You would have to talk about containment theory and causality I guess.

But in either case existence makes observation possible.

Drew said...

Separating external reality from perception is akin to the "mind as a mirror" philosophical analogy.

That is to say, objects in external reality are reflected in internal reality to certain degrees of accuracy by the mind.

I agree with you in that I'm not sold on this. That's kind of my point. It is not the reflection of reality that resides in a mind or minds, it is the reality itself, since we are unable to ascertain whether the object being reflected actually exists and thus it's nonsensical to differentiate.

Edgar said...

For those that may not be familiar with the topics and ideas being discussed here let me recap a little.

In order to talk about absolute truth we must discuss the limits of human reason. In order to do that we must look closely at the process of receiving knowledge from physical objects and examining the phenomena that converts that information into what appears to be our reality.

Now to Drew:

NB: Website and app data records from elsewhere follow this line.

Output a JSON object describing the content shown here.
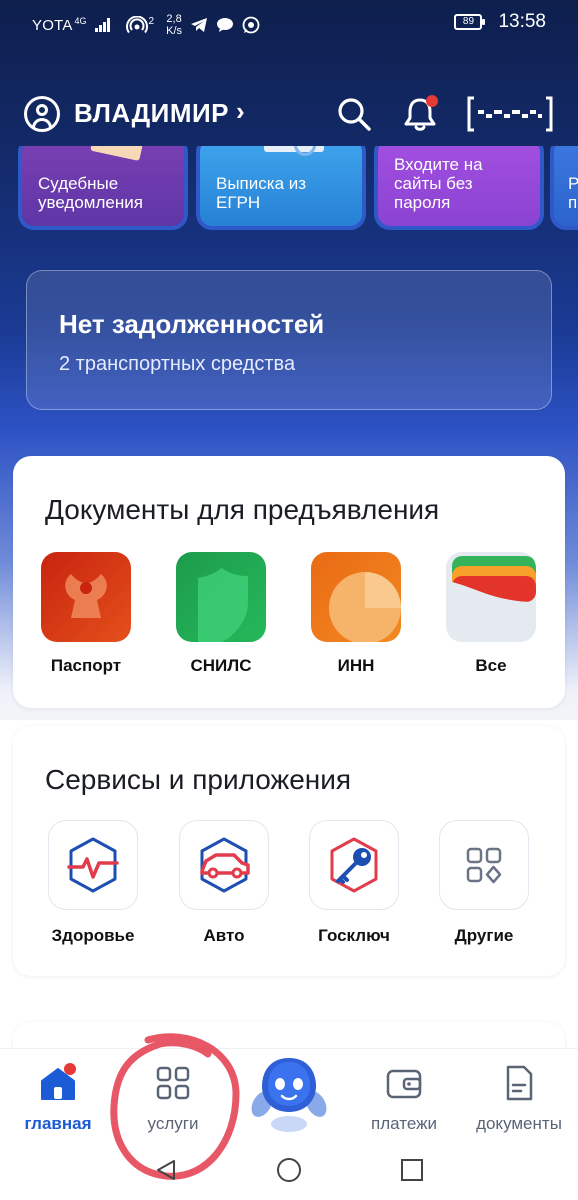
{
  "status_bar": {
    "carrier": "YOTA",
    "network": "4G",
    "hotspot_badge": "2",
    "speed_value": "2,8",
    "speed_unit": "K/s",
    "battery": "89",
    "time": "13:58"
  },
  "header": {
    "user_name": "ВЛАДИМИР",
    "chevron": "›"
  },
  "stories": [
    {
      "label": "Судебные уведомления"
    },
    {
      "label": "Выписка из ЕГРН"
    },
    {
      "label": "Входите на сайты без пароля"
    },
    {
      "label": "Р п"
    }
  ],
  "debt_card": {
    "title": "Нет задолженностей",
    "subtitle": "2 транспортных средства"
  },
  "documents": {
    "title": "Документы для предъявления",
    "items": [
      {
        "label": "Паспорт",
        "icon": "passport-icon"
      },
      {
        "label": "СНИЛС",
        "icon": "snils-shield-icon"
      },
      {
        "label": "ИНН",
        "icon": "inn-pie-icon"
      },
      {
        "label": "Все",
        "icon": "wallet-icon"
      }
    ]
  },
  "services": {
    "title": "Сервисы и приложения",
    "items": [
      {
        "label": "Здоровье",
        "icon": "health-icon"
      },
      {
        "label": "Авто",
        "icon": "car-icon"
      },
      {
        "label": "Госключ",
        "icon": "key-icon"
      },
      {
        "label": "Другие",
        "icon": "grid-icon"
      }
    ]
  },
  "bottom_nav": {
    "items": [
      {
        "label": "главная",
        "icon": "home-icon",
        "active": true
      },
      {
        "label": "услуги",
        "icon": "services-grid-icon",
        "active": false
      },
      {
        "label": "",
        "icon": "assistant-robot-icon",
        "active": false
      },
      {
        "label": "платежи",
        "icon": "wallet-icon",
        "active": false
      },
      {
        "label": "документы",
        "icon": "document-icon",
        "active": false
      }
    ]
  },
  "colors": {
    "accent": "#1c5bd6",
    "notification": "#e53935",
    "annotation": "#e33a4a"
  }
}
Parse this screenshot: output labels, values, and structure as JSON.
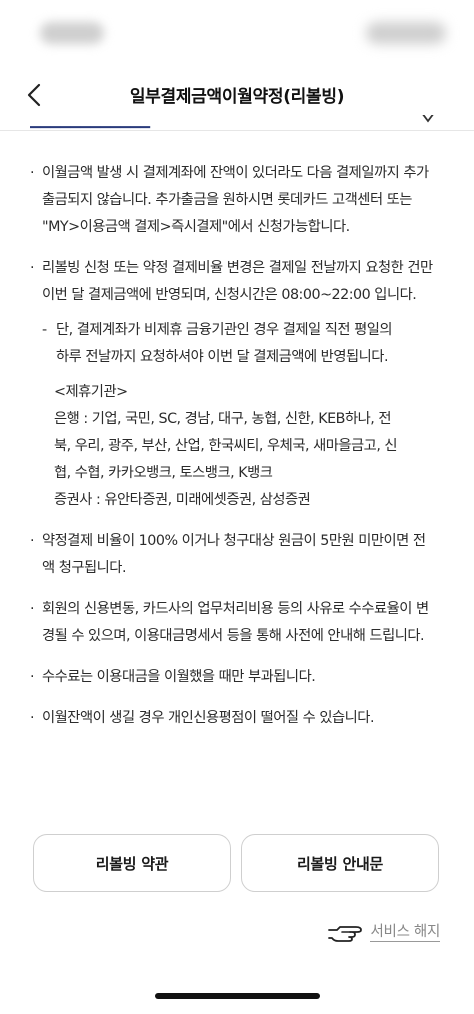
{
  "header": {
    "title": "일부결제금액이월약정(리볼빙)"
  },
  "notices": [
    "이월금액 발생 시 결제계좌에 잔액이 있더라도 다음 결제일까지 추가출금되지 않습니다. 추가출금을 원하시면 롯데카드 고객센터 또는 \"MY>이용금액 결제>즉시결제\"에서 신청가능합니다.",
    "리볼빙 신청 또는 약정 결제비율 변경은 결제일 전날까지 요청한 건만 이번 달 결제금액에 반영되며, 신청시간은 08:00~22:00 입니다.",
    "약정결제 비율이 100% 이거나 청구대상 원금이 5만원 미만이면 전액 청구됩니다.",
    "회원의 신용변동, 카드사의 업무처리비용 등의 사유로 수수료율이 변경될 수 있으며, 이용대금명세서 등을 통해 사전에 안내해 드립니다.",
    "수수료는 이용대금을 이월했을 때만 부과됩니다.",
    "이월잔액이 생길 경우 개인신용평점이 떨어질 수 있습니다."
  ],
  "sub_notice": "단, 결제계좌가 비제휴 금융기관인 경우 결제일 직전 평일의 하루 전날까지 요청하셔야 이번 달 결제금액에 반영됩니다.",
  "partners": {
    "heading": "<제휴기관>",
    "banks": "은행 : 기업, 국민, SC, 경남, 대구, 농협, 신한, KEB하나, 전북, 우리, 광주, 부산, 산업, 한국씨티, 우체국, 새마을금고, 신협, 수협, 카카오뱅크, 토스뱅크, K뱅크",
    "securities": "증권사 : 유안타증권, 미래에셋증권, 삼성증권"
  },
  "bullet": "·",
  "dash": "-",
  "buttons": {
    "terms": "리볼빙 약관",
    "guide": "리볼빙 안내문"
  },
  "cancel_link": "서비스 해지",
  "icons": {
    "back": "chevron-left-icon",
    "hand": "pointing-hand-icon"
  }
}
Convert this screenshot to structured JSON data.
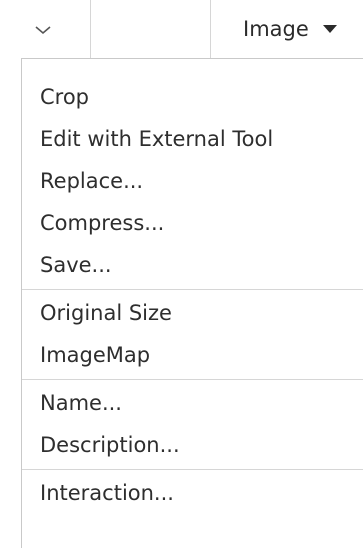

I learned a long time ago when having these arguments that it is important to define reality vs physical universe. Only then can we continue to explore this interesting line of reasoning in an efficient and coherent way.

So, for the purpose of this argument shall we distinguish between the physical universe and reality?

Because there are many fine points and tricky tautological concepts regarding containment theory and causality which is where this is headed if we do it right.

Drew, we need to define reality vs the physical universe before we con't.

Drew said...

I think that's what we've been trying to do.

I'm a materialist at heart, so clearly I don't differentiate in the purest sense between the physical universe and reality.

Matt Chewning said...

"Brown nose" hum.....don't act like you haven't been the King of compliments and siding with Brian. Things like:

Hope you're not wasting your breath educating those who don't want to be educated, Bri.

How many times did I try to say the same thing you just did?

I understand Einstein as I'm sure Brian does.

I guess it takes one to know one.

Drew said...

Yes but I don't leave messages encouraging Brian to have a persecution complex.

Edgar said...

Why am I so confused suddenly? These last two comments don't make sense to me. What are you referring to? How did this pop up?

I was getting ready to reply re: materialism etc...

Drew said...

Matt posted his comment on the wrong thread, but I knew to what he was referring.

Edgar said...

"Yes but I don't leave messages encouraging Brian to have a persecution complex."

Oh PLEASE!! If a grown man can't handle other peoples opinions then he shouldn't be arguing in the first place.

I guess when you are a feminized liberal man you get your feelings hurt easily.

Drew, I still like debating both you and Brian and I wish he wasn't in his room pouting like a little girl, but that's his choice. He can hate me, I'm ok with that.

But I still want to debate a lot of philosophical issues with you. The question is where?

I'd like to discuss postmodern philosophy in all its scope but without hijacking Matts blog.